“First, however, a warning: there’s a big difference between being busy and being productive.”
—Stephen J. Dubner

3. Team Building

It wasn't until working at Carestream that I learned the value of being inefficient. For example, before Carestream, I would grind my teeth at the small talk before meetings, but I realized this slower pace had its benefits.

After I joined Carestream, my boss Kris shared with me the team charter, which outlined the behaviors and standards we would agree to while working together. One of these items included time to bond as a team.

Kris scheduled time within the first three weeks of my joining for the team to go out to a park and grill together. It was a great way to get to know each other and introduce me to the team. It helped build shared experiences and grow our connections beyond simply working in the same office.

These bonding experiences and small talk before meetings improved our communication and empathy with each other. It increased our solidarity as a team and reduced disagreements. I no longer felt time being wasted before meetings began and instead started participating more in the small talk and contributing. Because in the end, we would become more productive together.

Dentist office

“Practice safe design: Use a concept.”
—Petrula Vrontikis

4. Prototyping in HTML/CSS and Angular

I've known HTML and CSS for many years. One of my first jobs before undergrad was web design. But it wasn't until I worked at Carestream that I discovered the value of prototyping in code.

UX Design is sometimes conflated with the User Interface (UI) design. And it is true that the outcome of our work invariably impacts the design of the UI, yet most of my design work hasn't included directly building elements of the UI.

For prototyping, I have often mimicked UI using various design tools with static images and clickable image maps to tie all the pages together.

Much of the IxD work at Carestream Dental could be done this way. However, the primary users need to work with tables of data, and prototyping with static images of data being manipulated doesn't usability test very well! It doesn't even give us a good idea of what types of technologies might be the best option for our designs.

Therefore, for a few projects I worked on, I needed to implement some prototypes in Angular and HTML/CSS. I used JSON data sets to mimic the kinds of data our users would be viewing or manipulating.
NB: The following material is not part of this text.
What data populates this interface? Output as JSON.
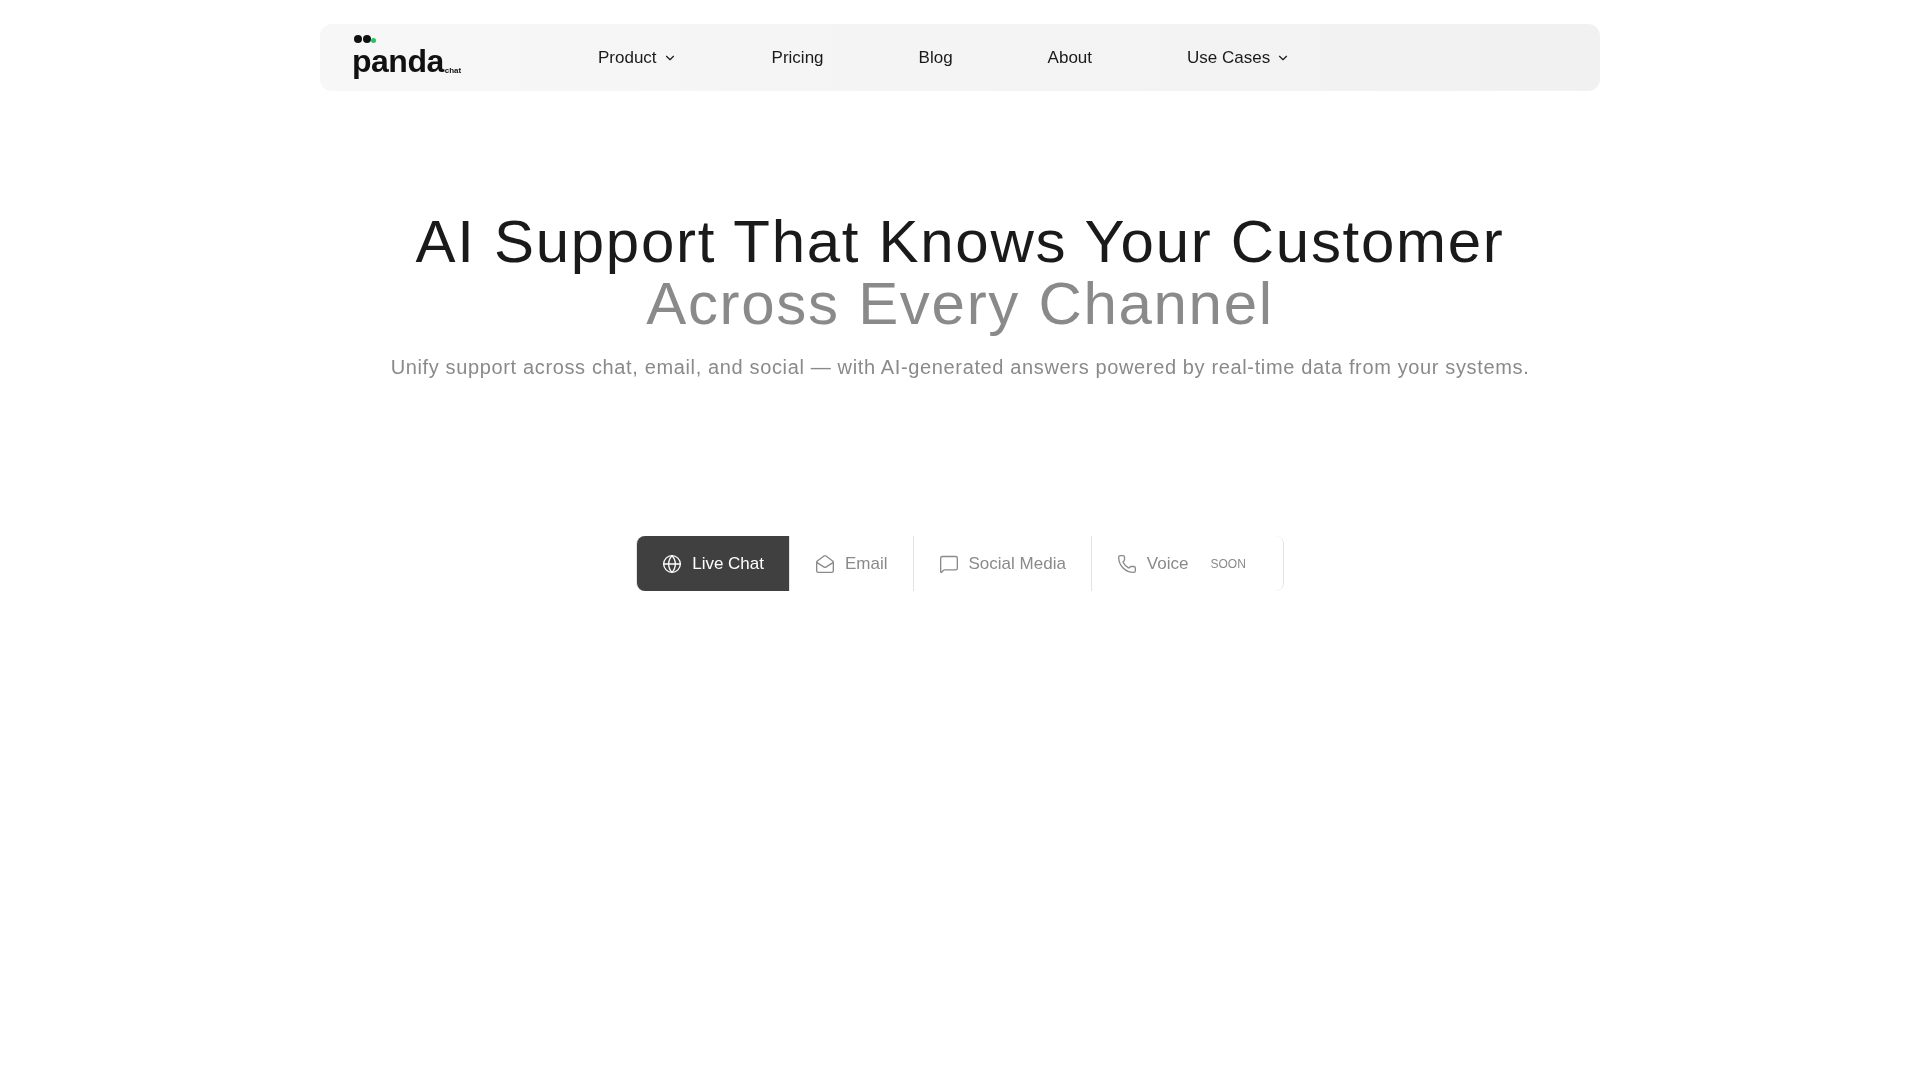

Being able to prototype grids of data made it easier to modify sorting behavior. It would also help test the orders of columns. I could put these options in front of users faster than more static methods, which helped the team be more certain about both design and technology/framework choices.




Net-Promoter Score
Product Vision
Functional Requirements
Component Library
User Flow Diagrams
Usability Testing Protocols
Ethnographic Inspired Research